wowser - not suggesting 400k

Tue, 2021-02-02 10:31

wowser - not suggesting 400k is not a lot of money (because it is) but 400k is pretty cheap for a boat that size, noting:
1) that boat will not age well
2) there are 36 foot boats that are 30 foot and there are 36 foot boats that are 42 feet - what points are they measuring from!!

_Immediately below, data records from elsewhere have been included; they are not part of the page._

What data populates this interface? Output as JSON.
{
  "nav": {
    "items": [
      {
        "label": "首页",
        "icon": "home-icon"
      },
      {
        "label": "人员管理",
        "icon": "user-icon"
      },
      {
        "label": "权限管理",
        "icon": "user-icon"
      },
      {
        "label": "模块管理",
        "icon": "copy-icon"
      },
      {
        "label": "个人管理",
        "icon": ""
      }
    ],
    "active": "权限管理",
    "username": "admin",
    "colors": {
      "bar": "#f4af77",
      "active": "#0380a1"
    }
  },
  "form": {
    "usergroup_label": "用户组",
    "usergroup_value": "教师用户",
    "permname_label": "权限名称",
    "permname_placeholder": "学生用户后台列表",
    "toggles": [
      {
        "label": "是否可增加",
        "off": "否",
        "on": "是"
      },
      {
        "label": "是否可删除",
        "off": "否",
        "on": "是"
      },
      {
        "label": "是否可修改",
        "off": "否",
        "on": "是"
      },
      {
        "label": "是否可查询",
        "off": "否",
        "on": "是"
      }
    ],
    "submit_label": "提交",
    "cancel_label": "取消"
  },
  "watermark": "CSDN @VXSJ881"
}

3) its not very beamy - gages roads a little rougher than the Med :-)